Once you have started your favorite tomato varieties by seed, and the garden soil outside reaches at least 50-60 degrees F at night, you'll be ready to transplant your young tomato plants into your garden.
If you want to ensure healthy tomato plants, there are a few steps you'll want to take when planting them into the ground.
- Instead of digging a "hole", aim for more of a "trench". Make it about a foot long in length.
- Loosen the soil.
- Amend the soil with compost.
- Add a little "slow-release" fertilizer into the trench as well.
- Remove the leaves and branches along the stem, leaving several of the ones at the top of the plant.
- Lay your tomato plant horizontally into the trench and position the top of the plant upwards, gently.
- Fill in the trench with soil, leaving the top of your tomato plant sticking up out of the ground with several healthy leaves.

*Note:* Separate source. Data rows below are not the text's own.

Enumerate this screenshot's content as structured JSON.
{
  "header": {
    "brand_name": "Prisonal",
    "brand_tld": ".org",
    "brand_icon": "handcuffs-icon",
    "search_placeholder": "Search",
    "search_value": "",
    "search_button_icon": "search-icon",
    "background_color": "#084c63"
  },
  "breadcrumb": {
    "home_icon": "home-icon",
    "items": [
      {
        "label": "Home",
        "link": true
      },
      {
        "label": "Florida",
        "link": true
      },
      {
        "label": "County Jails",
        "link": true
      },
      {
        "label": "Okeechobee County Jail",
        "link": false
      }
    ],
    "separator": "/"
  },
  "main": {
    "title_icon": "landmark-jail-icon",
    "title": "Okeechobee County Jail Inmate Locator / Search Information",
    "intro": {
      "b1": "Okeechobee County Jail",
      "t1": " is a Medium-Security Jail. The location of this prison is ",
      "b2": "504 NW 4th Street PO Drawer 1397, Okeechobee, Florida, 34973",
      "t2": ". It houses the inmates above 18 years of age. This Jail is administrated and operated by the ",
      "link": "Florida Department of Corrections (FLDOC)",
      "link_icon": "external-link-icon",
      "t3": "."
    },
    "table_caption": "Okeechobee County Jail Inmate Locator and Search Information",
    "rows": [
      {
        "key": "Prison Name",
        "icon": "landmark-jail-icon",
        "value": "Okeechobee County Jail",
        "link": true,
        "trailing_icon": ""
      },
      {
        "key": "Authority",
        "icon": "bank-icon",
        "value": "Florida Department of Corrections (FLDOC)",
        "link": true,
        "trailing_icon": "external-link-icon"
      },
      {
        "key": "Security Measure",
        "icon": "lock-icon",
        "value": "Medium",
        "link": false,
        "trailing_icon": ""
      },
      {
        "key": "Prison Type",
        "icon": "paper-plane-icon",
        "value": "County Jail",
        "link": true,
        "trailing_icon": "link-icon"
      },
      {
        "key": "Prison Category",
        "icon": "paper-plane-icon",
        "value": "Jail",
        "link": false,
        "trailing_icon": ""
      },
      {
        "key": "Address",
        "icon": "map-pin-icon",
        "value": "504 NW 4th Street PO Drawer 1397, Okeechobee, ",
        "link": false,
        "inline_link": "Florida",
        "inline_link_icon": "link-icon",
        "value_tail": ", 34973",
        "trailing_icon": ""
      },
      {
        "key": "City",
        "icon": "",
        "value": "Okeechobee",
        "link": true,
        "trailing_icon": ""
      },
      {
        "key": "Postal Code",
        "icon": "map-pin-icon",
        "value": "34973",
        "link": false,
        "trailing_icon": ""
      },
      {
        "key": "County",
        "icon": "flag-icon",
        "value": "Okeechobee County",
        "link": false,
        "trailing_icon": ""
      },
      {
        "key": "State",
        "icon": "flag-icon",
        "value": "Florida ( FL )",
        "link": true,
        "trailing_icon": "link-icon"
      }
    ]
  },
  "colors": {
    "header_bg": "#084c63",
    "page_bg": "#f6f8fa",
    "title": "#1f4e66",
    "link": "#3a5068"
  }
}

The stem of the plant should mostly be under the soil if you've followed these steps correctly.
By using this method of planting your tomato plants, you'll encourage more roots to grow along the entire length of the stem, below the surface of the soil. The end game will be a stronger, more vigorous and overall healthier tomato plant.
Sun, Soil, Light, Pests & Timing
Sun: Tomatoes need lots of sun, so be sure to pick a spot without too much shade.
Water: Give your tomatoes about two inches of water every week all season, and give them extra water in the first few weeks.
Soil: Tomatoes do best in loamy, acidic soil, and it’s a great idea to plant them in soil that can be well-drained.
- Timing: Shoot to start seeds six weeks before the Spring’s last frost.
- Fertilizing: Two weeks after your first picking, is prime time for fertilizing.
- Pests: Plant some basil to ward off common tomato pests.
If you want a handy reference, check out this infographic from Sproutabl’s article on growing tomatoes:
Learn more: https://www.sproutabl.com/gardening/vegetables/tomatoes/